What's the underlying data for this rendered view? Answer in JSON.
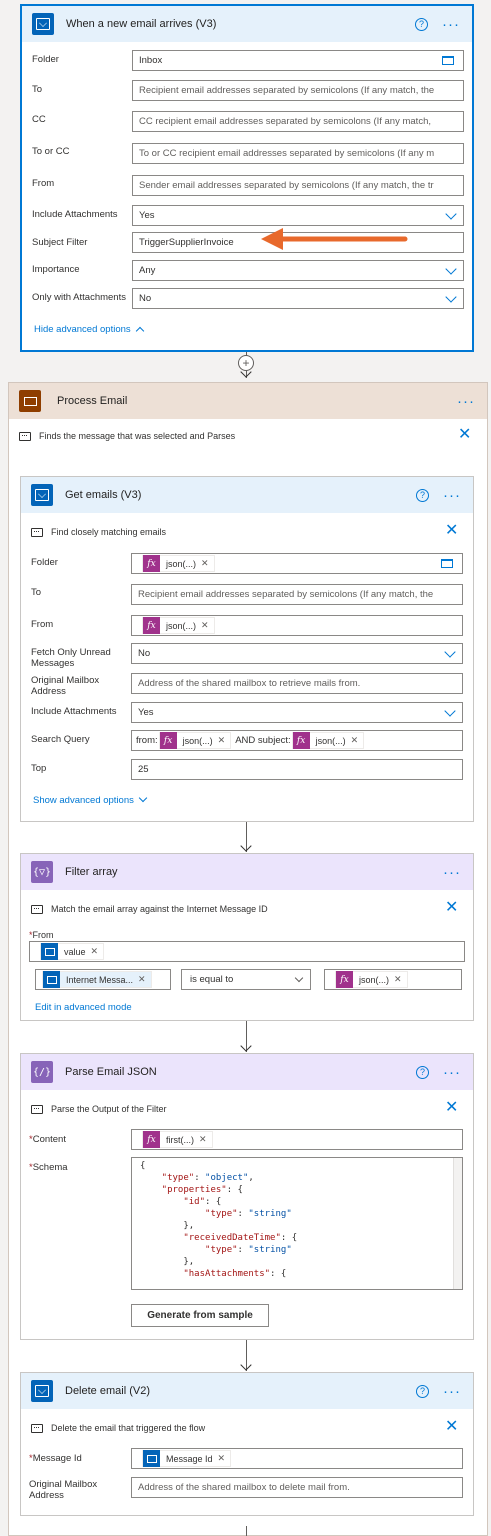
{
  "trigger": {
    "title": "When a new email arrives (V3)",
    "fields": [
      {
        "label": "Folder",
        "value": "Inbox",
        "kind": "folder"
      },
      {
        "label": "To",
        "placeholder": "Recipient email addresses separated by semicolons (If any match, the"
      },
      {
        "label": "CC",
        "placeholder": "CC recipient email addresses separated by semicolons (If any match,"
      },
      {
        "label": "To or CC",
        "placeholder": "To or CC recipient email addresses separated by semicolons (If any m"
      },
      {
        "label": "From",
        "placeholder": "Sender email addresses separated by semicolons (If any match, the tr"
      },
      {
        "label": "Include Attachments",
        "value": "Yes",
        "kind": "dropdown"
      },
      {
        "label": "Subject Filter",
        "value": "TriggerSupplierInvoice"
      },
      {
        "label": "Importance",
        "value": "Any",
        "kind": "dropdown"
      },
      {
        "label": "Only with Attachments",
        "value": "No",
        "kind": "dropdown"
      }
    ],
    "advanced_link": "Hide advanced options"
  },
  "scope": {
    "title": "Process Email",
    "comment": "Finds the message that was selected and Parses"
  },
  "get_emails": {
    "title": "Get emails (V3)",
    "comment": "Find closely matching emails",
    "folder_label": "Folder",
    "folder_token": "json(...)",
    "to_label": "To",
    "to_placeholder": "Recipient email addresses separated by semicolons (If any match, the",
    "from_label": "From",
    "from_token": "json(...)",
    "unread_label": "Fetch Only Unread Messages",
    "unread_value": "No",
    "mailbox_label": "Original Mailbox Address",
    "mailbox_placeholder": "Address of the shared mailbox to retrieve mails from.",
    "attach_label": "Include Attachments",
    "attach_value": "Yes",
    "search_label": "Search Query",
    "search_prefix": "from:",
    "search_token1": "json(...)",
    "search_mid": "AND subject:",
    "search_token2": "json(...)",
    "top_label": "Top",
    "top_value": "25",
    "advanced_link": "Show advanced options"
  },
  "filter": {
    "title": "Filter array",
    "comment": "Match the email array against the Internet Message ID",
    "from_label": "From",
    "from_token": "value",
    "left_token": "Internet Messa...",
    "operator": "is equal to",
    "right_token": "json(...)",
    "advanced_link": "Edit in advanced mode"
  },
  "parse": {
    "title": "Parse Email JSON",
    "comment": "Parse the Output of the Filter",
    "content_label": "Content",
    "content_token": "first(...)",
    "schema_label": "Schema",
    "button": "Generate from sample"
  },
  "delete": {
    "title": "Delete email (V2)",
    "comment": "Delete the email that triggered the flow",
    "msgid_label": "Message Id",
    "msgid_token": "Message Id",
    "mailbox_label": "Original Mailbox Address",
    "mailbox_placeholder": "Address of the shared mailbox to delete mail from."
  },
  "colors": {
    "accent": "#0078d4",
    "arrow": "#e8692c",
    "expression": "#a0328c",
    "outlook": "#0364b8"
  }
}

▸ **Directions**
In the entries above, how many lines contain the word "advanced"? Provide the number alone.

▸ **Result of this task**
3